Drop every picture. Return the rest of the entries exactly.

□ □ □ □ □

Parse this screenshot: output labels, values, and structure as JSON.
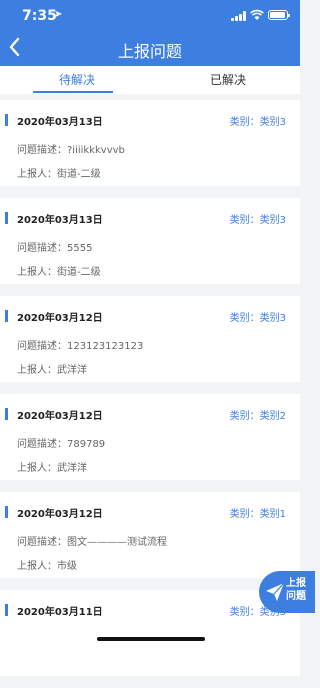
{
  "status_bar": {
    "time": "7:35",
    "location_arrow": "location-arrow-icon"
  },
  "header": {
    "title": "上报问题",
    "back_icon": "chevron-left-icon"
  },
  "tabs": [
    {
      "label": "待解决",
      "active": true
    },
    {
      "label": "已解决",
      "active": false
    }
  ],
  "items": [
    {
      "date": "2020年03月13日",
      "category": "类别：类别3",
      "description": "问题描述：?iiiikkkvvvb",
      "reporter": "上报人：街道-二级"
    },
    {
      "date": "2020年03月13日",
      "category": "类别：类别3",
      "description": "问题描述：5555",
      "reporter": "上报人：街道-二级"
    },
    {
      "date": "2020年03月12日",
      "category": "类别：类别3",
      "description": "问题描述：123123123123",
      "reporter": "上报人：武洋洋"
    },
    {
      "date": "2020年03月12日",
      "category": "类别：类别2",
      "description": "问题描述：789789",
      "reporter": "上报人：武洋洋"
    },
    {
      "date": "2020年03月12日",
      "category": "类别：类别1",
      "description": "问题描述：图文————测试流程",
      "reporter": "上报人：市级"
    },
    {
      "date": "2020年03月11日",
      "category": "类别：类别3",
      "description": "",
      "reporter": ""
    }
  ],
  "fab": {
    "label": "上报问题",
    "icon": "paper-plane-icon"
  },
  "colors": {
    "primary": "#3d7fe0",
    "background": "#f2f3f5"
  }
}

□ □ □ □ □

[Response area]:
Parse this screenshot: output labels, values, and structure as JSON.
{
  "status_bar": {
    "time": "7:35",
    "location_arrow": "location-arrow-icon"
  },
  "header": {
    "title": "上报问题",
    "back_icon": "chevron-left-icon"
  },
  "tabs": [
    {
      "label": "待解决",
      "active": true
    },
    {
      "label": "已解决",
      "active": false
    }
  ],
  "items": [
    {
      "date": "2020年03月13日",
      "category": "类别：类别3",
      "description": "问题描述：?iiiikkkvvvb",
      "reporter": "上报人：街道-二级"
    },
    {
      "date": "2020年03月13日",
      "category": "类别：类别3",
      "description": "问题描述：5555",
      "reporter": "上报人：街道-二级"
    },
    {
      "date": "2020年03月12日",
      "category": "类别：类别3",
      "description": "问题描述：123123123123",
      "reporter": "上报人：武洋洋"
    },
    {
      "date": "2020年03月12日",
      "category": "类别：类别2",
      "description": "问题描述：789789",
      "reporter": "上报人：武洋洋"
    },
    {
      "date": "2020年03月12日",
      "category": "类别：类别1",
      "description": "问题描述：图文————测试流程",
      "reporter": "上报人：市级"
    },
    {
      "date": "2020年03月11日",
      "category": "类别：类别3",
      "description": "",
      "reporter": ""
    }
  ],
  "fab": {
    "label": "上报问题",
    "icon": "paper-plane-icon"
  },
  "colors": {
    "primary": "#3d7fe0",
    "background": "#f2f3f5"
  }
}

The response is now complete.